Okay, plot time: Six-year-old Michael Myers, all decked out in his clown costume, hacks his teenaged sister to death on Halloween night, 1963. Kids, right? Naturally, his parents are perturbed, and institutionalization ensues.
Skip ahead 15 years, Dr. Sam Loomis (Pleasance) is Michael's doctor, about to take Michael to court, hoping against hope that Michael, a hollow sociopath, will never be released. But Michael has had time to become crafty, and he escapes by stealing a car and driving off into the night. It's one of the all-time plot quibbles on how a man who's been locked up in the loony bin since he was six ever learned to drive, but, quite frankly, that's the least of the implausibilities surrounding Michael Myers.
Tiresome Trivia for the Day: For the record, Michael's mask was actually a Captain Kirk mask painted white and with the eye holes cut bigger. William Shatner later found out and was allegedly flattered his image was used in the film.
Anyway, plucky, straight-laced good girl Laure Strode (Curtis) is babysitting young neighbor Tommy (Brian Andrews) on Halloween night. She doesn't expect anything more thrilling than watching scary movies, carving a Jack o' Lantern, and being visited by her more extroverted girlfriends Lynda (P.J. Soles) and Annie (Nancy Loomis), who is babysitting Lindsey (Kyle Richards), the little girl next door. Laurie tries not to think too much about that strange-looking man who was skulking around the neighborhood and outside her school, and she tries to calm Tommy's fears about the "bogeyman", who he claims is right outside. Poor Laurie is about to learn that the bogeyman is very real, his name is Michael Myers, and he has come back to his old neighborhood to settle old scores (such as they are). When her friends start getting picked off one by one, Laurie has to think and act fast to protect the kids… and herself.
Curtis is quite good as Laurie, who just an ordinary girl thrown into this awful situation through no fault of her own. It's tempting to roll your eyes at how her hornier friends get offed by Michael, but, according to IMDb, Carpenter has stated many times through the years that inventing the "get laid, get killed" trope was not his intention. He states that because Laurie is more introverted and reserved, she's more on her guard than her amorously inclined friends. Fair enough, I guess, but I can't blame people who feel this trope stinks of slut-shaming.
Another thing I learned about Halloween is that John Carpenter didn't want Michael Myers to be in any way, shape, or form relatable. Mr. Carpenter, if you're reading this (highly doubtful, but humor me), I can only say thank you, good sir! Why can't more writers quit putting killers on such undeservedly high pedestals? And why would anyone want to relate to Michael anyway? I've got to say, as far as villains go, Michael Myers is remarkably uninteresting. Michael, on the other hand, is a voiceless, motiveless hack n' slasher with the personality of a dryer sheet. Really, the only fascinating thing about him is how damn inextinguishable he is. To quote the Joker from Batman: Mask of the Phantasm, he's harder to kill than a cockroach on steroids.

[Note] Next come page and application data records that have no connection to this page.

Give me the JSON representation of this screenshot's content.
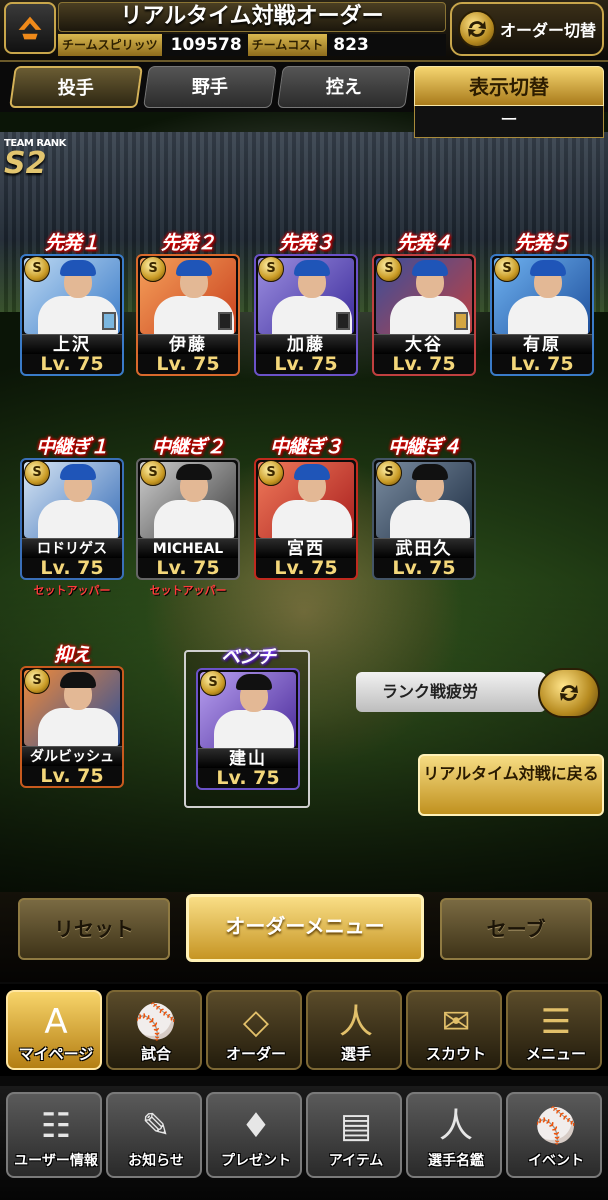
{
  "header": {
    "title": "リアルタイム対戦オーダー",
    "team_spirit_label": "チームスピリッツ",
    "team_spirit_value": "109578",
    "team_cost_label": "チームコスト",
    "team_cost_value": "823",
    "order_switch_label": "オーダー切替"
  },
  "tabs": [
    {
      "label": "投手",
      "active": true
    },
    {
      "label": "野手",
      "active": false
    },
    {
      "label": "控え",
      "active": false
    }
  ],
  "display_switch": {
    "title": "表示切替",
    "value": "ー"
  },
  "team_rank": {
    "label": "TEAM RANK",
    "value": "S2"
  },
  "starters": [
    {
      "role": "先発１",
      "name": "上沢",
      "level": "Lv. 75"
    },
    {
      "role": "先発２",
      "name": "伊藤",
      "level": "Lv. 75"
    },
    {
      "role": "先発３",
      "name": "加藤",
      "level": "Lv. 75"
    },
    {
      "role": "先発４",
      "name": "大谷",
      "level": "Lv. 75"
    },
    {
      "role": "先発５",
      "name": "有原",
      "level": "Lv. 75"
    }
  ],
  "relievers": [
    {
      "role": "中継ぎ１",
      "name": "ロドリゲス",
      "level": "Lv. 75",
      "note": "セットアッパー"
    },
    {
      "role": "中継ぎ２",
      "name": "MICHEAL",
      "level": "Lv. 75",
      "note": "セットアッパー"
    },
    {
      "role": "中継ぎ３",
      "name": "宮西",
      "level": "Lv. 75",
      "note": ""
    },
    {
      "role": "中継ぎ４",
      "name": "武田久",
      "level": "Lv. 75",
      "note": ""
    }
  ],
  "closer": {
    "role": "抑え",
    "name": "ダルビッシュ",
    "level": "Lv. 75"
  },
  "bench": {
    "role": "ベンチ",
    "name": "建山",
    "level": "Lv. 75"
  },
  "rarity_badge": "S",
  "fatigue_label": "ランク戦疲労",
  "back_button_label": "リアルタイム対戦に戻る",
  "actions": {
    "reset": "リセット",
    "order_menu": "オーダーメニュー",
    "save": "セーブ"
  },
  "main_nav": [
    {
      "label": "マイページ",
      "icon": "home-icon",
      "glyph": "A"
    },
    {
      "label": "試合",
      "icon": "stadium-icon",
      "glyph": "⚾"
    },
    {
      "label": "オーダー",
      "icon": "field-icon",
      "glyph": "◇"
    },
    {
      "label": "選手",
      "icon": "player-icon",
      "glyph": "人"
    },
    {
      "label": "スカウト",
      "icon": "scout-icon",
      "glyph": "✉"
    },
    {
      "label": "メニュー",
      "icon": "menu-icon",
      "glyph": "☰"
    }
  ],
  "sub_nav": [
    {
      "label": "ユーザー情報",
      "icon": "user-info-icon",
      "glyph": "☷"
    },
    {
      "label": "お知らせ",
      "icon": "notice-icon",
      "glyph": "✎"
    },
    {
      "label": "プレゼント",
      "icon": "present-icon",
      "glyph": "♦"
    },
    {
      "label": "アイテム",
      "icon": "item-icon",
      "glyph": "▤"
    },
    {
      "label": "選手名鑑",
      "icon": "player-book-icon",
      "glyph": "人"
    },
    {
      "label": "イベント",
      "icon": "event-icon",
      "glyph": "⚾"
    }
  ],
  "colors": {
    "gold": "#d4b258",
    "accent_red": "#ff3b3b",
    "level_yellow": "#f4d77a"
  }
}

Michael is shot, stabbed by a knife and a knitting needle (as a knitter I grinned like a dope at this), pelleted with bullets a la Bonnie and Clyde, falls from windows… and he keeps on going! Maybe that's the real reason why he's crazy, immortality's just getting him down.
I don't hate Halloween, but I can't really like it either. Blame it on my slasher movie cooties. Still, it's at least a stylish enough movie, and it was, for many years, the most successful independent film ever made. It spawned imitators, as opposed to being an imitator, so it deserves props for that. Carpenter is adept at building character and mood, so when shocking things happen, you aren't just surprised, you really care, if only a little.
I hope everyone had a Happy Halloween, hope you got more Dove bars than candy corns, and may all your future Halloweens be merry, bright, and free from psycho killers in Shatner masks!